Report, as a bare number, how many lines in the data contain "DAYS".

START Material to process

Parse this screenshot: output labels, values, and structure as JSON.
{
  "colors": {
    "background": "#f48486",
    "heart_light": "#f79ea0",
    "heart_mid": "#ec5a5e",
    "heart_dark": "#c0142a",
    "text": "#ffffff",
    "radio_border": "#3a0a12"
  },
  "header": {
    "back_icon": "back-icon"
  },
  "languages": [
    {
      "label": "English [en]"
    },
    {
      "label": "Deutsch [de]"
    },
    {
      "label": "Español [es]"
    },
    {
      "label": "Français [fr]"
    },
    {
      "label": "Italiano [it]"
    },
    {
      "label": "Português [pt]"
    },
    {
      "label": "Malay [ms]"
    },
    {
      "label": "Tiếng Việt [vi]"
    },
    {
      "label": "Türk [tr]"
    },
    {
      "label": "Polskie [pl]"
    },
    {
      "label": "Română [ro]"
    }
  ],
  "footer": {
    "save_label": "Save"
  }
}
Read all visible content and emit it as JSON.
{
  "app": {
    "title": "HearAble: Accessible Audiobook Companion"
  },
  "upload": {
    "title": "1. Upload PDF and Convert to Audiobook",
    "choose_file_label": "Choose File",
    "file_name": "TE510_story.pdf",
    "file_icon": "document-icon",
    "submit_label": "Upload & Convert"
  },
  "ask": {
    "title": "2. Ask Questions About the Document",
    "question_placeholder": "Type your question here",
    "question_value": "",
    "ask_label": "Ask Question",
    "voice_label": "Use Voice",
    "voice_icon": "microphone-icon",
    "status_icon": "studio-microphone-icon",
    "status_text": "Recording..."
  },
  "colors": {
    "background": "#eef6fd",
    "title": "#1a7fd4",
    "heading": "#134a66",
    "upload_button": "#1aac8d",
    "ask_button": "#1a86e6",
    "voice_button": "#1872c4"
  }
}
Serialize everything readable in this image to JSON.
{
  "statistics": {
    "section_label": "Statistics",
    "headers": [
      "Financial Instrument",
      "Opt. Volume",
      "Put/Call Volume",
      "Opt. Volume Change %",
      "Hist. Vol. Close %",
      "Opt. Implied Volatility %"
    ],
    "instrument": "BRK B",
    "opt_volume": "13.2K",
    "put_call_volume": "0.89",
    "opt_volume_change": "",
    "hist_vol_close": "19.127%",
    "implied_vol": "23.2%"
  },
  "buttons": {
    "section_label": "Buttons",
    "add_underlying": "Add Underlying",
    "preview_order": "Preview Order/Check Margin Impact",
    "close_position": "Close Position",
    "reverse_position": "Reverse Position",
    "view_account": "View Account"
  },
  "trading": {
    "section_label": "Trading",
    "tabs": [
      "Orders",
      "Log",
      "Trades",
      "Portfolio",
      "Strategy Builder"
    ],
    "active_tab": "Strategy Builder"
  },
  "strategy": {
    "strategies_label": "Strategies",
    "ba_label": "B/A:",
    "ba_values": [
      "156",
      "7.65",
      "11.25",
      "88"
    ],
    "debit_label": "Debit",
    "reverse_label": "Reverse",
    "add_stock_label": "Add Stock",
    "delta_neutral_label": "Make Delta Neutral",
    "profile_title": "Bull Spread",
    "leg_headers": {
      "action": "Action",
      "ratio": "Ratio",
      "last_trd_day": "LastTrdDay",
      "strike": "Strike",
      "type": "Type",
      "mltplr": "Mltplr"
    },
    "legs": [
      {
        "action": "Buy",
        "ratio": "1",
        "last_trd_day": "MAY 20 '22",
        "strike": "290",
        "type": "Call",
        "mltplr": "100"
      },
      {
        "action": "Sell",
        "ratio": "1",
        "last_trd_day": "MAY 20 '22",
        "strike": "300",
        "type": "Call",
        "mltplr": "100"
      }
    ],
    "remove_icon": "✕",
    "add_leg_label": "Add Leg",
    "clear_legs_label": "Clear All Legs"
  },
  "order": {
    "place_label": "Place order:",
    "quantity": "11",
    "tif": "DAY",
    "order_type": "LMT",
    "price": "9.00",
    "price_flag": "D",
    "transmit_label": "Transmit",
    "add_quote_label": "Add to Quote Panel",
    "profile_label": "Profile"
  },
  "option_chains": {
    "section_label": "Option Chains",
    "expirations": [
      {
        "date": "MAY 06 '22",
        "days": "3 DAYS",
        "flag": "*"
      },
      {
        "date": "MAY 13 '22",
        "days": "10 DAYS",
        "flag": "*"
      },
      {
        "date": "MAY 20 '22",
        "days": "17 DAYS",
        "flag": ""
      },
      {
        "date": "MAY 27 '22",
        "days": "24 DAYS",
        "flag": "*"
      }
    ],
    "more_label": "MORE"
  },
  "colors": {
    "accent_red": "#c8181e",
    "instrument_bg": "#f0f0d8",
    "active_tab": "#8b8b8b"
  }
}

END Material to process

Task response:
4